Yet even with these instruments, he can not do as good work as the best of the older historians unless he has vision and imagination, the power to grasp what is essential and to reject the infinitely more numerous non-essentials, the power to embody ghosts, to put flesh and blood on dry bones, to make dead men living before our eyes. In short, he must have the power to take the science of history and turn it into literature.
Here Roosevelt gives some more specific qualities that literary history should exhibit: vision and imagination, a sense of the essential, the ability to make of scant data a persuasive story. You might think—Roosevelt worries you might think—that this means he’s only interested in a “great man” vision of history emphasizing heroic deeds at exceptional moments, but he’s at pains to explain that he’s not: “a really great historian,” with “the highest imaginative and literary quality … will be able to interest us in the gray tints of the general landscape no less than in the flame hues of the jutting peaks…. The great historian must be able to paint for us the life of the plain people, the ordinary men and women, of the time of which he writes. He can do this only if he possesses the highest kind of imagination.”
For Roosevelt, the literary historian’s major talent is not for writing but for empathy. She must look at data, at potsherds, at memoirs, at the whole quantity of available evidence and then by an effort of imagination put herself in the place of people whose whole world has long passed. Only afterward, when reporting what she knows and where she has been in her imagination, does her ability to write well come into play.
And in fact for Roosevelt it is not only true that the essential ingredient of literary history is empathy, but also that the essential function of literary history is to inspire empathy. Only a history that has scope and literary quality can inspire us so that
Ours shall be the woe of burgher and peasant, and ours the stern joy when freemen triumph and justice comes into her own. The agony of the galley-slaves shall be ours, and the rejoicing when the wicked are brought low and the men of evil days have their reward.

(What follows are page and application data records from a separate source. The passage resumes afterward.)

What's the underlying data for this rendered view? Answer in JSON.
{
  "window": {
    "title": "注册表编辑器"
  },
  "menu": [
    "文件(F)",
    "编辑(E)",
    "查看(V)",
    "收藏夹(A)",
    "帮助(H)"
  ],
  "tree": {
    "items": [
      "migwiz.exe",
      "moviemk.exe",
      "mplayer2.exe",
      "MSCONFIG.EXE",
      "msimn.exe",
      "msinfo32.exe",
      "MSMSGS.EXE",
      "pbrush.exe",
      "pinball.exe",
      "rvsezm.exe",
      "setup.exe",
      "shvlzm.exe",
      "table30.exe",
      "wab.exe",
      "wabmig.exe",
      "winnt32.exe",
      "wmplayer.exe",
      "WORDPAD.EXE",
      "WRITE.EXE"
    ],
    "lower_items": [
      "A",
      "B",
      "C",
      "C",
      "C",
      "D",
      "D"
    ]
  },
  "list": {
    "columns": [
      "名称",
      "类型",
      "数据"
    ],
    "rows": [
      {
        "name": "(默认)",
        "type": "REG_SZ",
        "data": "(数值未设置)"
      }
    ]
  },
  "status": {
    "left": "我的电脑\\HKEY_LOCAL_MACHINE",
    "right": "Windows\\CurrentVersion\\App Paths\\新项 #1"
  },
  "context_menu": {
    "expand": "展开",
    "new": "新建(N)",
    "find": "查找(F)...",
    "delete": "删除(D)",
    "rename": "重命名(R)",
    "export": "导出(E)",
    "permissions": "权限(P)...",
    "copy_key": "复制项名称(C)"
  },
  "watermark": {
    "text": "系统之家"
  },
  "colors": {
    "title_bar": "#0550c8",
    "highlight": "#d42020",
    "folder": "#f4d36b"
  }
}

Not just that we shall hear of these feelings, but that they shall become ours; literature makes them ours and lives by the motto “nihil humani a me alienum puto,” filling the essential “need of broad human sympathy, and the need of a lofty and generous emotion in [the] individual.”

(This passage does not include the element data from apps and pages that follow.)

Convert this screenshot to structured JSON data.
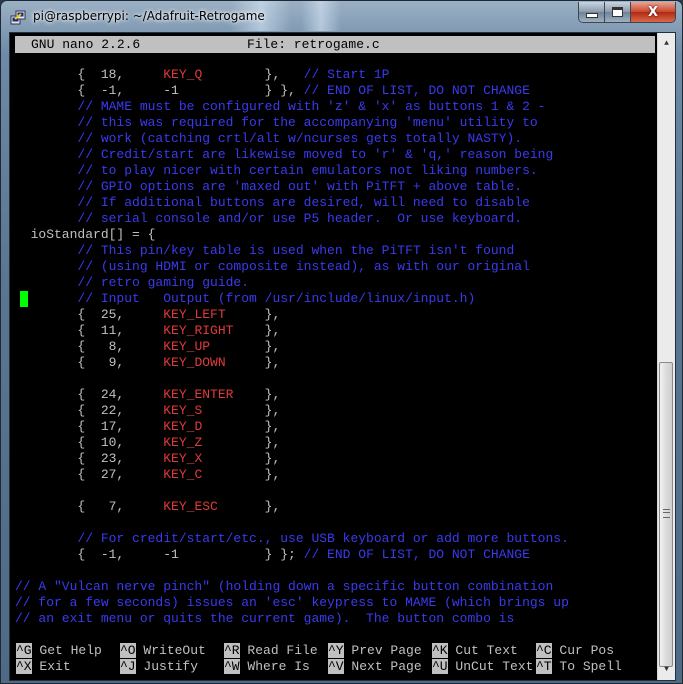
{
  "window": {
    "title": "pi@raspberrypi: ~/Adafruit-Retrogame",
    "icon": "putty-icon",
    "controls": {
      "minimize": "minimize-icon",
      "maximize": "maximize-icon",
      "close": "close-icon"
    }
  },
  "nano": {
    "version_label": "GNU nano 2.2.6",
    "file_label": "File: retrogame.c",
    "colors": {
      "comment": "#3a3af0",
      "key": "#e03a3a",
      "plain": "#c0c0c0",
      "cursor": "#00ff00",
      "header_bg": "#c0c0c0"
    },
    "lines": [
      [
        {
          "t": "        {  18,     ",
          "c": "plain"
        },
        {
          "t": "KEY_Q",
          "c": "key"
        },
        {
          "t": "        },   ",
          "c": "plain"
        },
        {
          "t": "// Start 1P",
          "c": "cm"
        }
      ],
      [
        {
          "t": "        {  -1,     -1           } }, ",
          "c": "plain"
        },
        {
          "t": "// END OF LIST, DO NOT CHANGE",
          "c": "cm"
        }
      ],
      [
        {
          "t": "        // MAME must be configured with 'z' & 'x' as buttons 1 & 2 -",
          "c": "cm"
        }
      ],
      [
        {
          "t": "        // this was required for the accompanying 'menu' utility to",
          "c": "cm"
        }
      ],
      [
        {
          "t": "        // work (catching crtl/alt w/ncurses gets totally NASTY).",
          "c": "cm"
        }
      ],
      [
        {
          "t": "        // Credit/start are likewise moved to 'r' & 'q,' reason being",
          "c": "cm"
        }
      ],
      [
        {
          "t": "        // to play nicer with certain emulators not liking numbers.",
          "c": "cm"
        }
      ],
      [
        {
          "t": "        // GPIO options are 'maxed out' with PiTFT + above table.",
          "c": "cm"
        }
      ],
      [
        {
          "t": "        // If additional buttons are desired, will need to disable",
          "c": "cm"
        }
      ],
      [
        {
          "t": "        // serial console and/or use P5 header.  Or use keyboard.",
          "c": "cm"
        }
      ],
      [
        {
          "t": "  ioStandard[] = {",
          "c": "plain"
        }
      ],
      [
        {
          "t": "        // This pin/key table is used when the PiTFT isn't found",
          "c": "cm"
        }
      ],
      [
        {
          "t": "        // (using HDMI or composite instead), as with our original",
          "c": "cm"
        }
      ],
      [
        {
          "t": "        // retro gaming guide.",
          "c": "cm"
        }
      ],
      [
        {
          "t": "        // Input   Output (from /usr/include/linux/input.h)",
          "c": "cm"
        }
      ],
      [
        {
          "t": "        {  25,     ",
          "c": "plain"
        },
        {
          "t": "KEY_LEFT",
          "c": "key"
        },
        {
          "t": "     },",
          "c": "plain"
        }
      ],
      [
        {
          "t": "        {  11,     ",
          "c": "plain"
        },
        {
          "t": "KEY_RIGHT",
          "c": "key"
        },
        {
          "t": "    },",
          "c": "plain"
        }
      ],
      [
        {
          "t": "        {   8,     ",
          "c": "plain"
        },
        {
          "t": "KEY_UP",
          "c": "key"
        },
        {
          "t": "       },",
          "c": "plain"
        }
      ],
      [
        {
          "t": "        {   9,     ",
          "c": "plain"
        },
        {
          "t": "KEY_DOWN",
          "c": "key"
        },
        {
          "t": "     },",
          "c": "plain"
        }
      ],
      [
        {
          "t": "",
          "c": "plain"
        }
      ],
      [
        {
          "t": "        {  24,     ",
          "c": "plain"
        },
        {
          "t": "KEY_ENTER",
          "c": "key"
        },
        {
          "t": "    },",
          "c": "plain"
        }
      ],
      [
        {
          "t": "        {  22,     ",
          "c": "plain"
        },
        {
          "t": "KEY_S",
          "c": "key"
        },
        {
          "t": "        },",
          "c": "plain"
        }
      ],
      [
        {
          "t": "        {  17,     ",
          "c": "plain"
        },
        {
          "t": "KEY_D",
          "c": "key"
        },
        {
          "t": "        },",
          "c": "plain"
        }
      ],
      [
        {
          "t": "        {  10,     ",
          "c": "plain"
        },
        {
          "t": "KEY_Z",
          "c": "key"
        },
        {
          "t": "        },",
          "c": "plain"
        }
      ],
      [
        {
          "t": "        {  23,     ",
          "c": "plain"
        },
        {
          "t": "KEY_X",
          "c": "key"
        },
        {
          "t": "        },",
          "c": "plain"
        }
      ],
      [
        {
          "t": "        {  27,     ",
          "c": "plain"
        },
        {
          "t": "KEY_C",
          "c": "key"
        },
        {
          "t": "        },",
          "c": "plain"
        }
      ],
      [
        {
          "t": "",
          "c": "plain"
        }
      ],
      [
        {
          "t": "        {   7,     ",
          "c": "plain"
        },
        {
          "t": "KEY_ESC",
          "c": "key"
        },
        {
          "t": "      },",
          "c": "plain"
        }
      ],
      [
        {
          "t": "",
          "c": "plain"
        }
      ],
      [
        {
          "t": "        // For credit/start/etc., use USB keyboard or add more buttons.",
          "c": "cm"
        }
      ],
      [
        {
          "t": "        {  -1,     -1           } }; ",
          "c": "plain"
        },
        {
          "t": "// END OF LIST, DO NOT CHANGE",
          "c": "cm"
        }
      ],
      [
        {
          "t": "",
          "c": "plain"
        }
      ],
      [
        {
          "t": "// A \"Vulcan nerve pinch\" (holding down a specific button combination",
          "c": "cm"
        }
      ],
      [
        {
          "t": "// for a few seconds) issues an 'esc' keypress to MAME (which brings up",
          "c": "cm"
        }
      ],
      [
        {
          "t": "// an exit menu or quits the current game).  The button combo is",
          "c": "cm"
        }
      ]
    ],
    "shortcuts": [
      [
        {
          "key": "^G",
          "label": " Get Help  "
        },
        {
          "key": "^O",
          "label": " WriteOut  "
        },
        {
          "key": "^R",
          "label": " Read File "
        },
        {
          "key": "^Y",
          "label": " Prev Page "
        },
        {
          "key": "^K",
          "label": " Cut Text  "
        },
        {
          "key": "^C",
          "label": " Cur Pos"
        }
      ],
      [
        {
          "key": "^X",
          "label": " Exit      "
        },
        {
          "key": "^J",
          "label": " Justify   "
        },
        {
          "key": "^W",
          "label": " Where Is  "
        },
        {
          "key": "^V",
          "label": " Next Page "
        },
        {
          "key": "^U",
          "label": " UnCut Text"
        },
        {
          "key": "^T",
          "label": " To Spell"
        }
      ]
    ]
  },
  "scrollbar": {
    "up_icon": "scroll-up-arrow-icon",
    "down_icon": "scroll-down-arrow-icon",
    "position_fraction": 0.52,
    "visible_fraction": 0.48
  }
}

Which is where his metaphors come in. First, the city of history. Twice, Roosevelt speaks of history as a city.
There are innumerable books, that is, innumerable volumes of printed matter between covers,2 which are excellent for their own purposes, but in which imagination would be as wholly out of place as in the blue prints of a sewer system…. But the vitally necessary sewer system does not take the place of the cathedral of Rheims or of the Parthenenon….
My only protest is against those who believe that the extension of the activities of the most competent mason and the most energetic contractor will supply the lack of great architects.
The engineers and the builders could make us a city, Roosevelt says, and it could be a city safe and clean to live in, with modern sanitation and all our material needs met: but would it be a city worth living in? Would we have anything to draw us out of ourselves, and into the lives of our fellows? Roosevelt fears not.
He also fears that not only the historical profession, but the whole nation, is heading in this direction, which is where his second metaphor comes in. The historical profession that despises history as literature is America in the Gilded Age, gripped by “the hard materialism of our age.” The only hope is something like Rooseveltian progressivism: “the strange capacity for lofty idealism which must be reckoned with by all who would understand the American character…. a peaceful people who … surely possess an emergency-standard far above mere money-getting.” That emergency-standard was of course the banner around which Roosevelt had tried that year to rally a new party to save the nation from the excesses of indulgent self-satisfaction. He now carried it into the more modest field of history-writing, where he hoped likewise to save the profession from itself.
1Of course he is. He’s Theodore Roosevelt.
2Yes, that is exceedingly snarky.